Induction was initiated with vaginal misoprostol and augmented via artificial rupture of membranes. An arterial line was placed and continuous ECG monitoring was employed for close hemodynamic monitoring. An epidural was placed for labor analgesia early in labor. A healthy male infant was delivered via normal spontaneous vaginal delivery. The patient received a prophylactic dose of rectal misoprostol, then a dose of carboprost for continued bleeding. She subsequently reported dyspnea, which resolved spontaneously. Postpartum, she was observed in the intensive care unit for 24 hours. No untoward cardiac events were observed.
The patient experienced atypical chest pain 3 weeks postpartum, which spontaneously resolved. Evaluation revealed stable aortic dilation and cardiac function with no evidence of recurrent dissection.

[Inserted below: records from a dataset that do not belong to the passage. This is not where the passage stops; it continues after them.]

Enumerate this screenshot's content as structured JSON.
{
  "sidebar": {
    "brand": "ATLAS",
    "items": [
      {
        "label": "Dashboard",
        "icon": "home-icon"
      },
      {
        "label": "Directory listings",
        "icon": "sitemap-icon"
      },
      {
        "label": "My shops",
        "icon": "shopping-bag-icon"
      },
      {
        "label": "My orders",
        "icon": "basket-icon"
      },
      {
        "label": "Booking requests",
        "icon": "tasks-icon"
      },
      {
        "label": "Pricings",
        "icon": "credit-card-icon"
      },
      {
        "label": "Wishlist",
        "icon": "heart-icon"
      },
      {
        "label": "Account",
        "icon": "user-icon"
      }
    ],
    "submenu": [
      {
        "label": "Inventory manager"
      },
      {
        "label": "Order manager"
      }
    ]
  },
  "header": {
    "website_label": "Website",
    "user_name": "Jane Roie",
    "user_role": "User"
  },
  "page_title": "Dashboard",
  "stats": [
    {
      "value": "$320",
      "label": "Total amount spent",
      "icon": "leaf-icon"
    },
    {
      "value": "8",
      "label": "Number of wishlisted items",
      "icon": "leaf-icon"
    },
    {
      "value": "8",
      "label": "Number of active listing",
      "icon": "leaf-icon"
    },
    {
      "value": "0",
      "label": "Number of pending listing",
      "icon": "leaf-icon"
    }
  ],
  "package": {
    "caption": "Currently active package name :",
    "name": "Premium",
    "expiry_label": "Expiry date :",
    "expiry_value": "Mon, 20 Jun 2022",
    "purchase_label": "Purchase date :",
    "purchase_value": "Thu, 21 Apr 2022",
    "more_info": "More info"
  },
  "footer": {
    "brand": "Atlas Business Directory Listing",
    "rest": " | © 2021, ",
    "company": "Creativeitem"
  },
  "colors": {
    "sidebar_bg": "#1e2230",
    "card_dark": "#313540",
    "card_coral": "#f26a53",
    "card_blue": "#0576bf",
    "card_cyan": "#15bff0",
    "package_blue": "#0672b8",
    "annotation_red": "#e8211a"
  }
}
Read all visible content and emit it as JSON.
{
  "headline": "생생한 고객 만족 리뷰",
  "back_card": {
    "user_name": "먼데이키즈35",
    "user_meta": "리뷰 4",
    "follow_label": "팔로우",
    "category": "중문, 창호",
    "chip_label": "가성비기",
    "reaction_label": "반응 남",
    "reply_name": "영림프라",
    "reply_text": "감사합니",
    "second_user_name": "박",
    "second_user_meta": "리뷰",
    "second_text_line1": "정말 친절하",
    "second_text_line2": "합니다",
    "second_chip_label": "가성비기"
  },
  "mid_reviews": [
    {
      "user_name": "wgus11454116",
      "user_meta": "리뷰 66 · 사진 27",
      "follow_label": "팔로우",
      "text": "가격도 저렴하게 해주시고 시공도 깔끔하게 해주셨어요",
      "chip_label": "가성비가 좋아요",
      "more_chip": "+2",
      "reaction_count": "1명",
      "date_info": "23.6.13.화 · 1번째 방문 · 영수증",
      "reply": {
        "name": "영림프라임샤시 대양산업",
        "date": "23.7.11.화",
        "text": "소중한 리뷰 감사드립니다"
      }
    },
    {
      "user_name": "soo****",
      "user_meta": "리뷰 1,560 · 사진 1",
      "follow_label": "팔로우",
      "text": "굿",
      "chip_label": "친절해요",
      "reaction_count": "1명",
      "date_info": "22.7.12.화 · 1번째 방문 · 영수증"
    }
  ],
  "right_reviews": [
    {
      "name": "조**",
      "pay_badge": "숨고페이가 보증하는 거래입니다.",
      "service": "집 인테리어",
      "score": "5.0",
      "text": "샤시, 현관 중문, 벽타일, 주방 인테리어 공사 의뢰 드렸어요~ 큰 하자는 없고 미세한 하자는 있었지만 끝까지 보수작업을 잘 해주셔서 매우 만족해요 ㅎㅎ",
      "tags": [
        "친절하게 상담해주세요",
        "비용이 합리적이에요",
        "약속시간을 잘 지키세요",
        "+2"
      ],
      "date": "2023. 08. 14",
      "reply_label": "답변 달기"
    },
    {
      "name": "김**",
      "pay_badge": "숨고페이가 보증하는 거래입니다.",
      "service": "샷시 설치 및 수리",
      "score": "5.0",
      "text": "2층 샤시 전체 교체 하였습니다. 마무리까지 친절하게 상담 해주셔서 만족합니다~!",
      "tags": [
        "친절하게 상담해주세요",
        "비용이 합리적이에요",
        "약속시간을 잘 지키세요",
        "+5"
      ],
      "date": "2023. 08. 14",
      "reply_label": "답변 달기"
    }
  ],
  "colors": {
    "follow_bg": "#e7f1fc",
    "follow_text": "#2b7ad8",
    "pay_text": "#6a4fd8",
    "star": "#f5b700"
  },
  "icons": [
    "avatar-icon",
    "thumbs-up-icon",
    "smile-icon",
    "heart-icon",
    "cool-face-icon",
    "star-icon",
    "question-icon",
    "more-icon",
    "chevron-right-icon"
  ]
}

Discussion: LDS is associated with significant maternal morbidity and mortality. Patients should undergo CT or MR angiography to monitor for vascular abnormalities, serial maternal echocardiography to monitor for aortopathies and cardiomyopathies, and a fetal echocardiogram. In the peripartum period, patients should have close hemodynamic monitoring, aggressive blood pressure control to reduce the risk of aneurysm or dissection, and consideration for assisted second stage of labor to reduce hemodynamic fluctuations. Early epidural placement for labor analgesia may reduce the sympathetic stimulation and aortic wall stress associated with labor. Cesarean delivery should be considered in particularly high risk patients to reduce the stress of labor. Careful selection of medications in the setting of postpartum hemorrhage is essential to avoid hypertension and uterine rupture; methylergonovine is relatively contraindicated, and the use of oxytocin in this population is the subject of ongoing research. Patients should have close follow up, as cardiac events may occur several months postpartum (1).
(1) Frise CJ et al. Int J Cardiol 2017 Jan 1; 226:21-25